Activity>
Your answer should consist of each line from the data below that contains "Basic".

Given data>
□ □ □

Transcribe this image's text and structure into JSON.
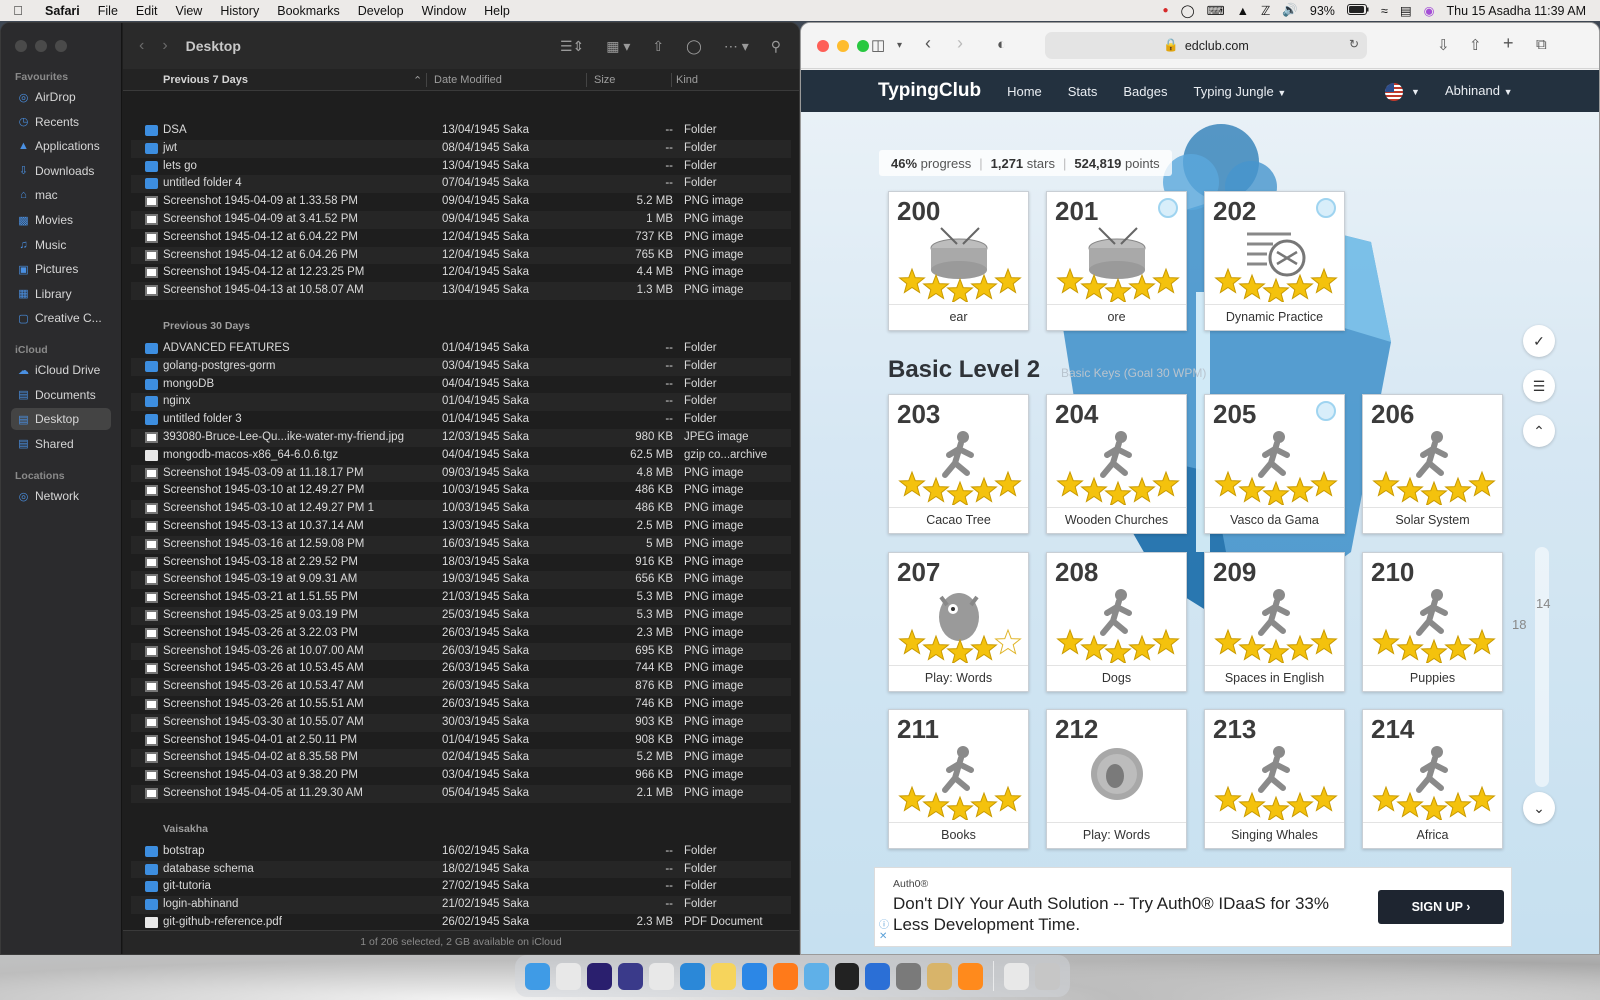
{
  "menubar": {
    "app": "Safari",
    "items": [
      "File",
      "Edit",
      "View",
      "History",
      "Bookmarks",
      "Develop",
      "Window",
      "Help"
    ],
    "battery": "93%",
    "datetime": "Thu 15 Asadha  11:39 AM"
  },
  "finder": {
    "title": "Desktop",
    "sidebar": {
      "favourites_label": "Favourites",
      "favourites": [
        "AirDrop",
        "Recents",
        "Applications",
        "Downloads",
        "mac",
        "Movies",
        "Music",
        "Pictures",
        "Library",
        "Creative C..."
      ],
      "icloud_label": "iCloud",
      "icloud": [
        "iCloud Drive",
        "Documents",
        "Desktop",
        "Shared"
      ],
      "locations_label": "Locations",
      "locations": [
        "Network"
      ]
    },
    "columns": {
      "name": "Previous 7 Days",
      "date": "Date Modified",
      "size": "Size",
      "kind": "Kind"
    },
    "groups": [
      {
        "label": "",
        "rows": [
          {
            "icon": "folder",
            "name": "DSA",
            "date": "13/04/1945 Saka",
            "size": "--",
            "kind": "Folder"
          },
          {
            "icon": "folder",
            "name": "jwt",
            "date": "08/04/1945 Saka",
            "size": "--",
            "kind": "Folder"
          },
          {
            "icon": "folder",
            "name": "lets go",
            "date": "13/04/1945 Saka",
            "size": "--",
            "kind": "Folder"
          },
          {
            "icon": "folder",
            "name": "untitled folder 4",
            "date": "07/04/1945 Saka",
            "size": "--",
            "kind": "Folder"
          },
          {
            "icon": "img",
            "name": "Screenshot 1945-04-09 at 1.33.58 PM",
            "date": "09/04/1945 Saka",
            "size": "5.2 MB",
            "kind": "PNG image"
          },
          {
            "icon": "img",
            "name": "Screenshot 1945-04-09 at 3.41.52 PM",
            "date": "09/04/1945 Saka",
            "size": "1 MB",
            "kind": "PNG image"
          },
          {
            "icon": "img",
            "name": "Screenshot 1945-04-12 at 6.04.22 PM",
            "date": "12/04/1945 Saka",
            "size": "737 KB",
            "kind": "PNG image"
          },
          {
            "icon": "img",
            "name": "Screenshot 1945-04-12 at 6.04.26 PM",
            "date": "12/04/1945 Saka",
            "size": "765 KB",
            "kind": "PNG image"
          },
          {
            "icon": "img",
            "name": "Screenshot 1945-04-12 at 12.23.25 PM",
            "date": "12/04/1945 Saka",
            "size": "4.4 MB",
            "kind": "PNG image"
          },
          {
            "icon": "img",
            "name": "Screenshot 1945-04-13 at 10.58.07 AM",
            "date": "13/04/1945 Saka",
            "size": "1.3 MB",
            "kind": "PNG image"
          }
        ]
      },
      {
        "label": "Previous 30 Days",
        "rows": [
          {
            "icon": "folder",
            "name": "ADVANCED FEATURES",
            "date": "01/04/1945 Saka",
            "size": "--",
            "kind": "Folder"
          },
          {
            "icon": "folder",
            "name": "golang-postgres-gorm",
            "date": "03/04/1945 Saka",
            "size": "--",
            "kind": "Folder"
          },
          {
            "icon": "folder",
            "name": "mongoDB",
            "date": "04/04/1945 Saka",
            "size": "--",
            "kind": "Folder"
          },
          {
            "icon": "folder",
            "name": "nginx",
            "date": "01/04/1945 Saka",
            "size": "--",
            "kind": "Folder"
          },
          {
            "icon": "folder",
            "name": "untitled folder 3",
            "date": "01/04/1945 Saka",
            "size": "--",
            "kind": "Folder"
          },
          {
            "icon": "img",
            "name": "393080-Bruce-Lee-Qu...ike-water-my-friend.jpg",
            "date": "12/03/1945 Saka",
            "size": "980 KB",
            "kind": "JPEG image"
          },
          {
            "icon": "doc",
            "name": "mongodb-macos-x86_64-6.0.6.tgz",
            "date": "04/04/1945 Saka",
            "size": "62.5 MB",
            "kind": "gzip co...archive"
          },
          {
            "icon": "img",
            "name": "Screenshot 1945-03-09 at 11.18.17 PM",
            "date": "09/03/1945 Saka",
            "size": "4.8 MB",
            "kind": "PNG image"
          },
          {
            "icon": "img",
            "name": "Screenshot 1945-03-10 at 12.49.27 PM",
            "date": "10/03/1945 Saka",
            "size": "486 KB",
            "kind": "PNG image"
          },
          {
            "icon": "img",
            "name": "Screenshot 1945-03-10 at 12.49.27 PM 1",
            "date": "10/03/1945 Saka",
            "size": "486 KB",
            "kind": "PNG image"
          },
          {
            "icon": "img",
            "name": "Screenshot 1945-03-13 at 10.37.14 AM",
            "date": "13/03/1945 Saka",
            "size": "2.5 MB",
            "kind": "PNG image"
          },
          {
            "icon": "img",
            "name": "Screenshot 1945-03-16 at 12.59.08 PM",
            "date": "16/03/1945 Saka",
            "size": "5 MB",
            "kind": "PNG image"
          },
          {
            "icon": "img",
            "name": "Screenshot 1945-03-18 at 2.29.52 PM",
            "date": "18/03/1945 Saka",
            "size": "916 KB",
            "kind": "PNG image"
          },
          {
            "icon": "img",
            "name": "Screenshot 1945-03-19 at 9.09.31 AM",
            "date": "19/03/1945 Saka",
            "size": "656 KB",
            "kind": "PNG image"
          },
          {
            "icon": "img",
            "name": "Screenshot 1945-03-21 at 1.51.55 PM",
            "date": "21/03/1945 Saka",
            "size": "5.3 MB",
            "kind": "PNG image"
          },
          {
            "icon": "img",
            "name": "Screenshot 1945-03-25 at 9.03.19 PM",
            "date": "25/03/1945 Saka",
            "size": "5.3 MB",
            "kind": "PNG image"
          },
          {
            "icon": "img",
            "name": "Screenshot 1945-03-26 at 3.22.03 PM",
            "date": "26/03/1945 Saka",
            "size": "2.3 MB",
            "kind": "PNG image"
          },
          {
            "icon": "img",
            "name": "Screenshot 1945-03-26 at 10.07.00 AM",
            "date": "26/03/1945 Saka",
            "size": "695 KB",
            "kind": "PNG image"
          },
          {
            "icon": "img",
            "name": "Screenshot 1945-03-26 at 10.53.45 AM",
            "date": "26/03/1945 Saka",
            "size": "744 KB",
            "kind": "PNG image"
          },
          {
            "icon": "img",
            "name": "Screenshot 1945-03-26 at 10.53.47 AM",
            "date": "26/03/1945 Saka",
            "size": "876 KB",
            "kind": "PNG image"
          },
          {
            "icon": "img",
            "name": "Screenshot 1945-03-26 at 10.55.51 AM",
            "date": "26/03/1945 Saka",
            "size": "746 KB",
            "kind": "PNG image"
          },
          {
            "icon": "img",
            "name": "Screenshot 1945-03-30 at 10.55.07 AM",
            "date": "30/03/1945 Saka",
            "size": "903 KB",
            "kind": "PNG image"
          },
          {
            "icon": "img",
            "name": "Screenshot 1945-04-01 at 2.50.11 PM",
            "date": "01/04/1945 Saka",
            "size": "908 KB",
            "kind": "PNG image"
          },
          {
            "icon": "img",
            "name": "Screenshot 1945-04-02 at 8.35.58 PM",
            "date": "02/04/1945 Saka",
            "size": "5.2 MB",
            "kind": "PNG image"
          },
          {
            "icon": "img",
            "name": "Screenshot 1945-04-03 at 9.38.20 PM",
            "date": "03/04/1945 Saka",
            "size": "966 KB",
            "kind": "PNG image"
          },
          {
            "icon": "img",
            "name": "Screenshot 1945-04-05 at 11.29.30 AM",
            "date": "05/04/1945 Saka",
            "size": "2.1 MB",
            "kind": "PNG image"
          }
        ]
      },
      {
        "label": "Vaisakha",
        "rows": [
          {
            "icon": "folder",
            "name": "botstrap",
            "date": "16/02/1945 Saka",
            "size": "--",
            "kind": "Folder"
          },
          {
            "icon": "folder",
            "name": "database schema",
            "date": "18/02/1945 Saka",
            "size": "--",
            "kind": "Folder"
          },
          {
            "icon": "folder",
            "name": "git-tutoria",
            "date": "27/02/1945 Saka",
            "size": "--",
            "kind": "Folder"
          },
          {
            "icon": "folder",
            "name": "login-abhinand",
            "date": "21/02/1945 Saka",
            "size": "--",
            "kind": "Folder"
          },
          {
            "icon": "doc",
            "name": "git-github-reference.pdf",
            "date": "26/02/1945 Saka",
            "size": "2.3 MB",
            "kind": "PDF Document"
          }
        ]
      }
    ],
    "status": "1 of 206 selected, 2 GB available on iCloud"
  },
  "safari": {
    "url": "edclub.com",
    "nav": {
      "logo": "TypingClub",
      "links": [
        "Home",
        "Stats",
        "Badges",
        "Typing Jungle"
      ],
      "user": "Abhinand"
    },
    "progress": {
      "percent": "46%",
      "percent_label": "progress",
      "stars": "1,271",
      "stars_label": "stars",
      "points": "524,819",
      "points_label": "points"
    },
    "level_title": "Basic Level 2",
    "level_subtitle": "Basic Keys (Goal 30 WPM)",
    "lessons": [
      {
        "num": "200",
        "label": "ear",
        "art": "drum",
        "stars": 5,
        "badge": false
      },
      {
        "num": "201",
        "label": "ore",
        "art": "drum",
        "stars": 5,
        "badge": true
      },
      {
        "num": "202",
        "label": "Dynamic Practice",
        "art": "shuffle",
        "stars": 5,
        "badge": true
      },
      {
        "num": "203",
        "label": "Cacao Tree",
        "art": "runner",
        "stars": 5,
        "badge": false
      },
      {
        "num": "204",
        "label": "Wooden Churches",
        "art": "runner",
        "stars": 5,
        "badge": false
      },
      {
        "num": "205",
        "label": "Vasco da Gama",
        "art": "runner",
        "stars": 5,
        "badge": true
      },
      {
        "num": "206",
        "label": "Solar System",
        "art": "runner",
        "stars": 5,
        "badge": false
      },
      {
        "num": "207",
        "label": "Play: Words",
        "art": "monster",
        "stars": 4,
        "badge": false
      },
      {
        "num": "208",
        "label": "Dogs",
        "art": "runner",
        "stars": 5,
        "badge": false
      },
      {
        "num": "209",
        "label": "Spaces in English",
        "art": "runner",
        "stars": 5,
        "badge": false
      },
      {
        "num": "210",
        "label": "Puppies",
        "art": "runner",
        "stars": 5,
        "badge": false
      },
      {
        "num": "211",
        "label": "Books",
        "art": "runner",
        "stars": 5,
        "badge": false
      },
      {
        "num": "212",
        "label": "Play: Words",
        "art": "game",
        "stars": 0,
        "badge": false
      },
      {
        "num": "213",
        "label": "Singing Whales",
        "art": "runner",
        "stars": 5,
        "badge": false
      },
      {
        "num": "214",
        "label": "Africa",
        "art": "runner",
        "stars": 5,
        "badge": false
      }
    ],
    "scroll_numbers": [
      "14",
      "18"
    ],
    "ad": {
      "brand": "Auth0®",
      "copy": "Don't DIY Your Auth Solution -- Try Auth0® IDaaS for 33% Less Development Time.",
      "cta": "SIGN UP"
    }
  },
  "colors": {
    "tc_nav": "#23313f",
    "star": "#f4c20d",
    "folder": "#3d8ee0"
  },
  "dock_apps": [
    "finder-icon",
    "launchpad-icon",
    "premiere-icon",
    "eclipse-icon",
    "chrome-icon",
    "vscode-icon",
    "notes-icon",
    "safari-icon",
    "firefox-icon",
    "preview-icon",
    "davinci-icon",
    "mail-icon",
    "settings-icon",
    "archive-icon",
    "books-icon",
    "files-icon",
    "trash-icon"
  ]
}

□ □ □

Exercise response>
    "level_title": "Basic Level 2",
    "level_subtitle": "Basic Keys (Goal 30 WPM)",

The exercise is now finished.